Türkan Pilavcı completed her Ph.D. at Columbia University in 2017, specializing in the art and archaeology of the ancient Near East. Her dissertation investigated the cult practices and ritual paraphernalia of Anatolia during the Hittite period. Türkan received her B.A. in Political Science and History from Boğaziçi University, Istanbul, and completed her M.A. in the Archaeology of the Eastern Mediterranean at K.U. Leuven. Having participated in numerous archaeological projects, since 2007 she has been active in the Tarsus-Gözlükule Excavation and Research Project, Turkey. She is currently teaching at Boğaziçi University.
Haider Oraibi Almamori received his M.A. and Ph.D. Degrees in Archaeology from Kokushikan University in Japan. He has been an archaeologist with the State Board of Antiquities and Heritage in Babylon since 1999 and has served as the Director of the Umm al Agarib excavations in Iraq. He now teaches archaeology at the University of Babylon.
Yasmin Abdulkareem Mohammed Ali is Dean of the College of Archaeology at the University of Mosul (since 2019) and an Assistant Professor of Archeology and Ancient Arts in the Department of Archeology / College of Archeology of the University of Mosul. She holds a Ph.D. in the art and archaeology of the Ancient Near East from the University of Mosul and a master’s degree in archaeology from Baghdad University. Her research focuses on Mesopotamian art during the Neo-Assyrian period. Yasmin has published several books and articles, taught various courses, led fieldwork, and supervised students at Mosul University since 2005.
She is the director of the project Preserving Community Heritage of Mosul, which documents heritage buildings throughout the city and provides records for future preservation work. She is also a member of the editorial board of Athar Al-Rafidain magazine (College of Archeology - University of Mosul) and of the Committee for Curriculum Development in the Ministry of Higher Education for the year 2018.
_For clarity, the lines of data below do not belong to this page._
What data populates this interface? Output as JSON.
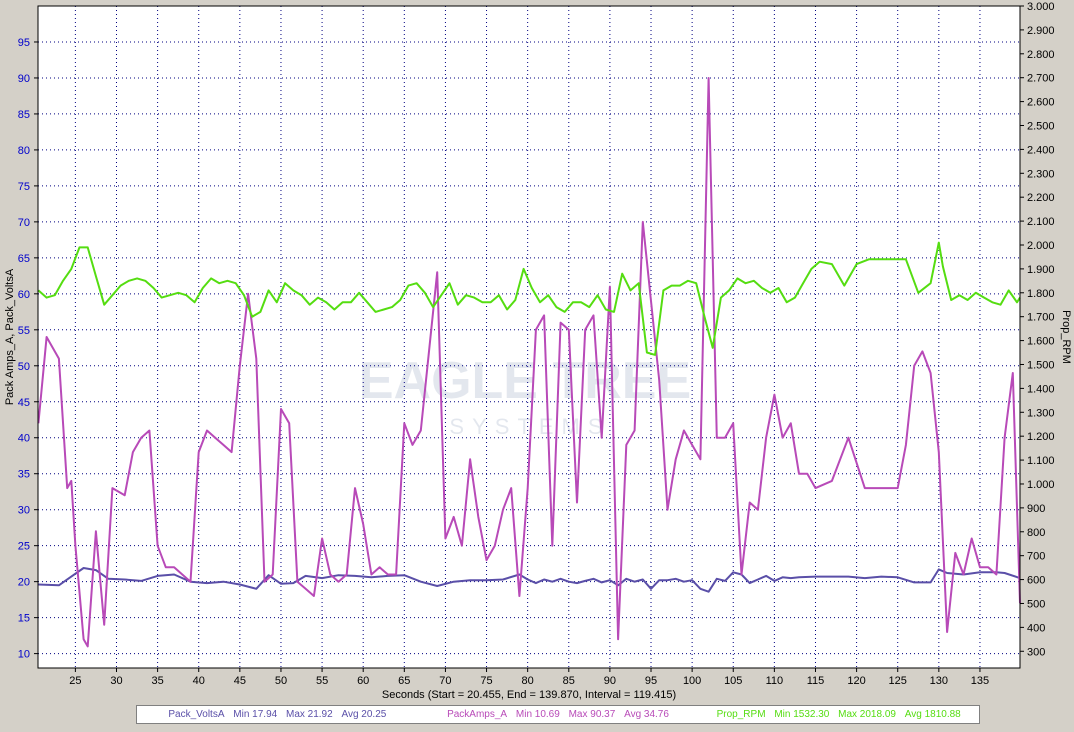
{
  "chart_data": {
    "type": "line",
    "xlabel": "Seconds (Start = 20.455, End = 139.870, Interval = 119.415)",
    "ylabel_left": "Pack Amps_A, Pack_VoltsA",
    "ylabel_right": "Prop_RPM",
    "xlim": [
      20.455,
      139.87
    ],
    "ylim_left": [
      8,
      100
    ],
    "ylim_right": [
      230,
      3000
    ],
    "x_ticks": [
      25,
      30,
      35,
      40,
      45,
      50,
      55,
      60,
      65,
      70,
      75,
      80,
      85,
      90,
      95,
      100,
      105,
      110,
      115,
      120,
      125,
      130,
      135
    ],
    "y_left_ticks": [
      10,
      15,
      20,
      25,
      30,
      35,
      40,
      45,
      50,
      55,
      60,
      65,
      70,
      75,
      80,
      85,
      90,
      95
    ],
    "y_right_ticks": [
      "300",
      "400",
      "500",
      "600",
      "700",
      "800",
      "900",
      "1.000",
      "1.100",
      "1.200",
      "1.300",
      "1.400",
      "1.500",
      "1.600",
      "1.700",
      "1.800",
      "1.900",
      "2.000",
      "2.100",
      "2.200",
      "2.300",
      "2.400",
      "2.500",
      "2.600",
      "2.700",
      "2.800",
      "2.900",
      "3.000"
    ],
    "grid": true,
    "watermark_text": "EAGLE TREE",
    "watermark_sub": "SYSTEMS",
    "series": [
      {
        "name": "Pack_VoltsA",
        "axis": "left",
        "color": "#5a4fa8",
        "legend": {
          "name": "Pack_VoltsA",
          "min": "Min 17.94",
          "max": "Max 21.92",
          "avg": "Avg 20.25"
        },
        "x": [
          20.5,
          23,
          24.5,
          26,
          27.5,
          29,
          31,
          33,
          35,
          37,
          39,
          41,
          43,
          45,
          47,
          48.5,
          50,
          51.5,
          53,
          55,
          57,
          59,
          61,
          63,
          65,
          67,
          69,
          71,
          73,
          75,
          77,
          79,
          80,
          81,
          82,
          83,
          84,
          85,
          86,
          87,
          88,
          89,
          90,
          91,
          92,
          93,
          94,
          95,
          96,
          97,
          98,
          99,
          100,
          101,
          102,
          103,
          104,
          105,
          106,
          107,
          108,
          109,
          110,
          111,
          112,
          113,
          115,
          117,
          119,
          121,
          123,
          125,
          127,
          128,
          129,
          130,
          131,
          133,
          135,
          137,
          138,
          139.87
        ],
        "y": [
          19.6,
          19.5,
          20.7,
          21.9,
          21.6,
          20.4,
          20.3,
          20.1,
          20.8,
          21.0,
          20.0,
          19.8,
          20.0,
          19.6,
          19.0,
          20.9,
          19.7,
          19.8,
          20.8,
          20.5,
          20.9,
          20.8,
          20.6,
          20.8,
          20.9,
          20.0,
          19.4,
          20.0,
          20.2,
          20.2,
          20.3,
          21.0,
          20.3,
          19.8,
          20.3,
          20.0,
          20.4,
          20.0,
          19.8,
          20.1,
          20.4,
          19.9,
          20.2,
          19.5,
          20.4,
          20.0,
          20.3,
          19.0,
          20.2,
          20.2,
          20.4,
          20.0,
          20.2,
          19.0,
          18.6,
          20.4,
          20.1,
          21.3,
          21.0,
          19.8,
          20.3,
          20.8,
          20.1,
          20.6,
          20.5,
          20.6,
          20.7,
          20.7,
          20.7,
          20.5,
          20.7,
          20.6,
          19.9,
          19.9,
          19.9,
          21.7,
          21.2,
          21.0,
          21.3,
          21.3,
          21.2,
          20.5
        ]
      },
      {
        "name": "PackAmps_A",
        "axis": "left",
        "color": "#b84ab8",
        "legend": {
          "name": "PackAmps_A",
          "min": "Min 10.69",
          "max": "Max 90.37",
          "avg": "Avg 34.76"
        },
        "x": [
          20.5,
          21.5,
          23,
          24,
          24.5,
          25,
          26,
          26.5,
          27.5,
          28.5,
          29.5,
          31,
          32,
          33,
          34,
          35,
          36,
          37,
          38,
          39,
          40,
          41,
          42,
          43,
          44,
          45,
          46,
          47,
          48,
          49,
          50,
          51,
          52,
          53,
          54,
          55,
          56,
          57,
          58,
          59,
          60,
          61,
          62,
          63,
          64,
          65,
          66,
          67,
          68,
          69,
          70,
          71,
          72,
          73,
          74,
          75,
          76,
          77,
          78,
          79,
          80,
          81,
          82,
          83,
          84,
          85,
          86,
          87,
          88,
          89,
          90,
          91,
          92,
          93,
          94,
          95,
          96,
          97,
          98,
          99,
          100,
          101,
          102,
          103,
          104,
          105,
          106,
          107,
          108,
          109,
          110,
          111,
          112,
          113,
          114,
          115,
          117,
          119,
          121,
          123,
          125,
          126,
          127,
          128,
          129,
          130,
          131,
          132,
          133,
          134,
          135,
          136,
          137,
          138,
          139,
          139.87
        ],
        "y": [
          42,
          54,
          51,
          33,
          34,
          25,
          12,
          11,
          27,
          14,
          33,
          32,
          38,
          40,
          41,
          25,
          22,
          22,
          21,
          20,
          38,
          41,
          40,
          39,
          38,
          50,
          60,
          51,
          20,
          21,
          44,
          42,
          20,
          19,
          18,
          26,
          21,
          20,
          21,
          33,
          28,
          21,
          22,
          21,
          21,
          42,
          39,
          41,
          52,
          63,
          26,
          29,
          25,
          37,
          29,
          23,
          25,
          30,
          33,
          18,
          33,
          55,
          57,
          25,
          56,
          55,
          31,
          55,
          57,
          40,
          61,
          12,
          39,
          41,
          70,
          59,
          48,
          30,
          37,
          41,
          39,
          37,
          90,
          40,
          40,
          42,
          21,
          31,
          30,
          40,
          46,
          40,
          42,
          35,
          35,
          33,
          34,
          40,
          33,
          33,
          33,
          39,
          50,
          52,
          49,
          38,
          13,
          24,
          21,
          26,
          22,
          22,
          21,
          40,
          49,
          17
        ]
      },
      {
        "name": "Prop_RPM",
        "axis": "right",
        "color": "#55dd11",
        "legend": {
          "name": "Prop_RPM",
          "min": "Min 1532.30",
          "max": "Max 2018.09",
          "avg": "Avg 1810.88"
        },
        "x": [
          20.5,
          21.5,
          22.5,
          23.5,
          24.5,
          25.5,
          26.5,
          27.5,
          28.5,
          29.5,
          30.5,
          31.5,
          32.5,
          33.5,
          34.5,
          35.5,
          36.5,
          37.5,
          38.5,
          39.5,
          40.5,
          41.5,
          42.5,
          43.5,
          44.5,
          45.5,
          46.5,
          47.5,
          48.5,
          49.5,
          50.5,
          51.5,
          52.5,
          53.5,
          54.5,
          55.5,
          56.5,
          57.5,
          58.5,
          59.5,
          60.5,
          61.5,
          62.5,
          63.5,
          64.5,
          65.5,
          66.5,
          67.5,
          68.5,
          69.5,
          70.5,
          71.5,
          72.5,
          73.5,
          74.5,
          75.5,
          76.5,
          77.5,
          78.5,
          79.5,
          80.5,
          81.5,
          82.5,
          83.5,
          84.5,
          85.5,
          86.5,
          87.5,
          88.5,
          89.5,
          90.5,
          91.5,
          92.5,
          93.5,
          94.5,
          95.5,
          96.5,
          97.5,
          98.5,
          99.5,
          100.5,
          101.5,
          102.5,
          103.5,
          104.5,
          105.5,
          106.5,
          107.5,
          108.5,
          109.5,
          110.5,
          111.5,
          112.5,
          113.5,
          114.5,
          115.5,
          117,
          118.5,
          120,
          121.5,
          123,
          124.5,
          126,
          127.5,
          129,
          130,
          130.5,
          131.5,
          132.5,
          133.5,
          134.5,
          135.5,
          136.5,
          137.5,
          138.5,
          139.5,
          139.87
        ],
        "y": [
          1810,
          1780,
          1790,
          1850,
          1900,
          1990,
          1990,
          1870,
          1750,
          1790,
          1830,
          1850,
          1860,
          1850,
          1820,
          1780,
          1790,
          1800,
          1790,
          1760,
          1820,
          1860,
          1840,
          1850,
          1840,
          1790,
          1700,
          1720,
          1810,
          1760,
          1840,
          1810,
          1790,
          1750,
          1780,
          1760,
          1730,
          1760,
          1760,
          1800,
          1760,
          1720,
          1730,
          1740,
          1770,
          1830,
          1840,
          1800,
          1740,
          1790,
          1840,
          1750,
          1790,
          1780,
          1760,
          1760,
          1790,
          1730,
          1770,
          1900,
          1820,
          1760,
          1790,
          1740,
          1720,
          1760,
          1760,
          1740,
          1790,
          1730,
          1720,
          1880,
          1810,
          1840,
          1550,
          1540,
          1810,
          1830,
          1830,
          1850,
          1840,
          1700,
          1570,
          1780,
          1810,
          1860,
          1840,
          1850,
          1820,
          1800,
          1820,
          1760,
          1780,
          1840,
          1900,
          1930,
          1920,
          1830,
          1920,
          1940,
          1940,
          1940,
          1940,
          1800,
          1840,
          2010,
          1910,
          1770,
          1790,
          1770,
          1800,
          1780,
          1760,
          1750,
          1810,
          1760,
          1780
        ]
      }
    ]
  }
}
Raz Saeed Faraj is an assistant professor in the Department of Architecture at the University of Sulaymaniyah, Iraqi Kurdistan Region. She holds a PhD in Architecture and Urban Design from the University of Sulaymaniyah. She has teaching experience of more than fifteen years at various universities. She teaches urban design, urban infill design, history of architecture, and architectural design, for both undergraduate and postgraduate classes. She is responsible for the research colloquium of the University of Sulaymaniyah related to rehabilitation of the urban heritage in the cities of Iraq, in cooperation with programs from the universities of Brandenburg and Baghdad. Her research interests mainly involve urban heritage, ancient cities, vernacular architecture, and the history of architecture.
Sahar B. Al-Qaisi is assistant professor in the Department of Architectural Engineering and the director of the Heritage Conservation Research Program-HCRP at Koya University, Iraq. She teaches conservation & rehabilitation, history of architecture, and architectural design studio. She has led a campaign to document the surviving architectural heritage of Koya old town with her colleagues and students since 2012. Sahar was awarded the Weinberg Fellowship in Architectural History and Preservation for the fall semester of 2018–2019 to conduct research at the Italian Academy at Columbia University. She holds a PhD in Heritage Conservation from the University of Baghdad, Iraq. Her research interests are mainly in heritage conservation, Iraqi vernacular architecture, and the history of architecture.